p5.js WebGL Updates
Over the course of this Google Summer of Code 2018 project for The Processing Foundation, I worked along with Adil Rabbani and our mentors Kate Hollenbach and Stalgia Grigg to further expand and improve p5.js' WebGL implementation. I focused specifically on helping beginner coders visualize and understand 3D space through an expanded orbitControl(), reorganization and expansion of the camera and a debugMode().
Contributing to the Library
Having never before contributed substantially to open-source, I began the summer by getting up to speed on p5.js' contribution practices, the automated build process and working with git on our shared webgl-gsoc-2018 branch. During this time, I worked on improving existing WebGL mode documentation here and here. In addition, fixing minor bugs (here, here, here and here) helped enormously to understand how the WebGL mode and broader p5.js codebases interacted with each other, with the browser and with the graphics card, as did a deep and ongoing friendship with the Chrome Debugger.
Along with this work, I found it extremely helpful to learn and use 'vanilla' WebGL outside of the p5.js ecosystem. Without the implementation-specific complexity of a library, I found it much easier to see how the various elements of a WebGL canvas interact. This series of videos is particularly thorough in setting up a WebGL context, writing shaders and creating a program, and implementing the various matrices necessary for a 3D scene. To develop a more high-level background on the matrix math underlying 3D graphics and an intuitive sense of how matrices are composed, I found this series of videos very helpful. Among the dozens of articles I found on 3D cameras and projection, the chapters on camera control and projection in 'Learn WebGL' were particularly helpful in developing an approach to the p5.Camera object reorganization.
orbitControl() allows a user to control the camera view of a sketch with the mouse. It is a very quick and easy way to debug code, better understand the 3D coordinate system and how other other p5.js WebGL functions (
ortho(), for instance) manipulate objects and view within a 3D sketch. Building upon the existing
orbitControl(), which allowed two-axis rotation of a sketch, and with the goal of implementing similar functionality to this set of three.js controls, I went to work on adding several features: persistence (rotation would not reset after the mouse is released), maintaining Y-Up orientation, and pan and zoom control.

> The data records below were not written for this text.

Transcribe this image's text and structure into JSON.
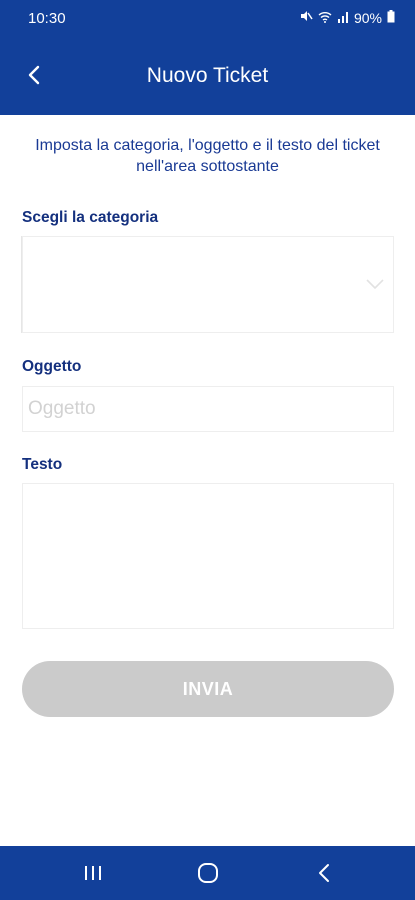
{
  "status_bar": {
    "time": "10:30",
    "battery": "90%"
  },
  "app_bar": {
    "title": "Nuovo Ticket"
  },
  "intro_text": "Imposta la categoria, l'oggetto e il testo del ticket nell'area sottostante",
  "form": {
    "category_label": "Scegli la categoria",
    "category_value": "",
    "subject_label": "Oggetto",
    "subject_placeholder": "Oggetto",
    "subject_value": "",
    "text_label": "Testo",
    "text_value": "",
    "submit_label": "INVIA",
    "submit_enabled": false
  },
  "colors": {
    "primary": "#12409a",
    "label_text": "#14307e",
    "button_disabled": "#cbcbcb"
  },
  "icons": [
    "back-arrow-icon",
    "chevron-down-icon",
    "mute-icon",
    "wifi-icon",
    "signal-icon",
    "battery-icon",
    "recent-apps-icon",
    "home-icon",
    "back-nav-icon"
  ]
}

Adding all of this to a single function turned out to be somewhat unwieldy within the existing structure of the p5.RendererGL object, however, and helped prompt the decision to move all camera functionality into a separate p5.Camera object. This done,
orbitControl() was rebuilt to use the p5.Camera object here.
Reorganizing all camera code into a separate p5.Camera object here proved useful for two reasons: internally, it further modularized the WebGL codebase, allowing expansion of the camera while simplifying the rendererGL object, and externally, it allowed users to store references to and manipulate a camera object directly. The p5.Camera has several new methods and several 'wrapper' methods which simplify camera control (
move()) and the user can now store, manipulate and switch between several p5.Camera objects using the
let cam1 = createCamera(); // create an instance of p5.Camera object cam1.pan(angle); // pans the camera by an angle cam1.tilt(angle); // tilts the camera by an angle cam1.move(x, y, z); // moves along the camera's local axes cam1.setPosition(x, y, z); // sets the camera's position in world-space let cam2 = cam1.copy(); // create a copy of the camera setCamera(cam2); // switch between multiple p5.Camera instances
This reorganization also required adding p5.Camera object unit tests to the library's mocha/chai automated testing framework. Unit testing was a wholly new subject to me, and the variety of testing approaches touted online (and their various acronyms: TDD, BDD, etc.) was somewhat overwhelming. My mentor Kate was extremely helpful in guiding me through this process, as was a close reading of the existing p5.js unit tests. Unit tests can be found here.
Because human depth perception is based in numerous visual and contextual clues often absent from 3D sketches -- especially simple sketches without lighting -- it can be challenging for a beginning coder to visualize and understand the 3D coordinate system in a WebGL mode sketch. For my final project of the summer, I began work on a
debugMode() function to help visualize depth and camera orientation in a 3D sketch. This function allowed a user to add a gridded 'ground' plane and axes icon to their sketch with a single function call. These visual guides will, along with the use of
orbitControl() make depth and orientation immediately apparent within a sketch. Code for this can be found here.
|Are we moving or is the box moving? Which way is up?||Easier to identify orientation and movement with debugMode()|
Working on this project for p5.js has been an incredible learning experience and a joy. I am extremely grateful to the Processing community and especially to my mentor, Kate Hollenbach, for a summer's worth of guidance, debugging, git tutorials, WebGL articles and support. Thank you!